My wife, son, daughter and I spent an extended, restful, spiritually rewarding weekend lounging in the quietness, enjoying the scenery, the relaxed pace of Lakeside, mini-golf under those even bigger shade trees and sunsets on the dock.

Besides being renewed and refreshed, we were hooked. A summer vacation at Lakeside became a standing reservation. The kids could ride their bicycles freely and safely in the gated community. Activities for all ages abound, even if it was just sitting on a park bench watching the boats sail by. A different program finished off each evening unless we made an ice cream stop on the way back to our quarters.

As the kids grew, our vacations expanded into a full week. When we became empty nesters, Neva and I found a bed & breakfast that we called home for several consecutive summers. Besides relishing the amenities of Lakeside, we made lifetime friends with the other guests.

Ironically, our friendship circles expanded exponentially when that bed & breakfast closed. We found a new summer home just down the street. We’ve been enjoying the sweeping front porch of Maxwell Hospitality House on the corner of Walnut Avenue and Third Street for years now.

To help celebrate retirement, this year we expanded our loving Lakeside to two weeks. We enjoyed friends, dominoes, entertainment, lectures, presentations, strolling, sunsets and, yes, exchanging greetings with strangers, an unwritten Lakeside requirement. The second week, we added shuffleboard and children’s activities since our grandchildren and their parents joined us.

There’s only one Lakeside, Ohio. It’s gratifying to know its goodness and kindness will continue to be appreciated by family members for years to come.

Name: Hadley Moss
Position: Arts/Entertainment Intern
Hometown: Alliance, OH
College: Kent State University
Major/Minor: Marketing/International Business

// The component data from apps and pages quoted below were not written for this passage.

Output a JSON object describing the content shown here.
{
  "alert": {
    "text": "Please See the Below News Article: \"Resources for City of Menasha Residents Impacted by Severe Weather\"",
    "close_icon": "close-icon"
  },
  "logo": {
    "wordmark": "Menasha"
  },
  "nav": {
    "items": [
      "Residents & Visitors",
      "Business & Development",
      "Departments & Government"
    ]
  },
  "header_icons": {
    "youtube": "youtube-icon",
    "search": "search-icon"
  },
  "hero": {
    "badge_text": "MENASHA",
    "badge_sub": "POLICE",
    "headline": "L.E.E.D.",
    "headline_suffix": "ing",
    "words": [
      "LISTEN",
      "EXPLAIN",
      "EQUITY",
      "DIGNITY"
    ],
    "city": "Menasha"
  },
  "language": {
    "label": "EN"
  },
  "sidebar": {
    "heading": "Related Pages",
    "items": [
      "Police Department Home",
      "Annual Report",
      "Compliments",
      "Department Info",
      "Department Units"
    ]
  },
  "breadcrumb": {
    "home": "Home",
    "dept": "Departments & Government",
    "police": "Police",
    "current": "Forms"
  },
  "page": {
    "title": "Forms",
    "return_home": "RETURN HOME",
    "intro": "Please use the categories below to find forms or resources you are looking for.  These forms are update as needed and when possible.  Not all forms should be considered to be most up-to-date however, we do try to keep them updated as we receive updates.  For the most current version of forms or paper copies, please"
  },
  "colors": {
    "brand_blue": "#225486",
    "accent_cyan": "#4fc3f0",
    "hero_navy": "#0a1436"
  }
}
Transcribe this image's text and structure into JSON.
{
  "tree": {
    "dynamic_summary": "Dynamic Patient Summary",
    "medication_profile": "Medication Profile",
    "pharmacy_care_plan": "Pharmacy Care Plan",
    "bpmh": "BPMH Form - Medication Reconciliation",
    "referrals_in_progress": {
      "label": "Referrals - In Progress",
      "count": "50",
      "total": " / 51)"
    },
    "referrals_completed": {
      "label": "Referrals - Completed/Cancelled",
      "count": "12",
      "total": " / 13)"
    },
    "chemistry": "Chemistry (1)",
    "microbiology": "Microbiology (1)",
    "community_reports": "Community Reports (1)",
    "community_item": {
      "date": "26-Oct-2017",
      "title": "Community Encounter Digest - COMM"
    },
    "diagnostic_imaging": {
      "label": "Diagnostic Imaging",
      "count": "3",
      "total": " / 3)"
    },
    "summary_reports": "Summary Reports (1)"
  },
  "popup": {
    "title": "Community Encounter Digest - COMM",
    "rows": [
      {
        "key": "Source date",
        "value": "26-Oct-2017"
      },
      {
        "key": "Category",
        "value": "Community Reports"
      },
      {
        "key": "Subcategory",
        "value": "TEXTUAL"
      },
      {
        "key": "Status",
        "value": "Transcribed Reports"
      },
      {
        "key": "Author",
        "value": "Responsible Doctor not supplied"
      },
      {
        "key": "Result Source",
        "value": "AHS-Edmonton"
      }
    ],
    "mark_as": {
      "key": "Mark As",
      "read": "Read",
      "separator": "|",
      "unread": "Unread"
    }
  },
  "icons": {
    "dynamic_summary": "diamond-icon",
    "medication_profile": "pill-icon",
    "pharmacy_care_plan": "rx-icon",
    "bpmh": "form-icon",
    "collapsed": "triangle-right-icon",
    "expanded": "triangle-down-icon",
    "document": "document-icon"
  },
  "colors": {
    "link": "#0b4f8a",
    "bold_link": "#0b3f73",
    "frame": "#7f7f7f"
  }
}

How did you hear about Lakeside, or what is your Lakeside story?

Both of my parent’s families came here for years and my parents bought a cottage on Oak in 1994 and named it ‘Eriesistable’. I have been coming to Lakeside all summer, every summer for the last 22 years. I couldn’t imagine summer without Lakeside. My mom always tells us that when my sister and I were little and it was a dreary winter day, we would beg her to bring us to Lakeside since we thought it was beautiful and sunny all the time! Read More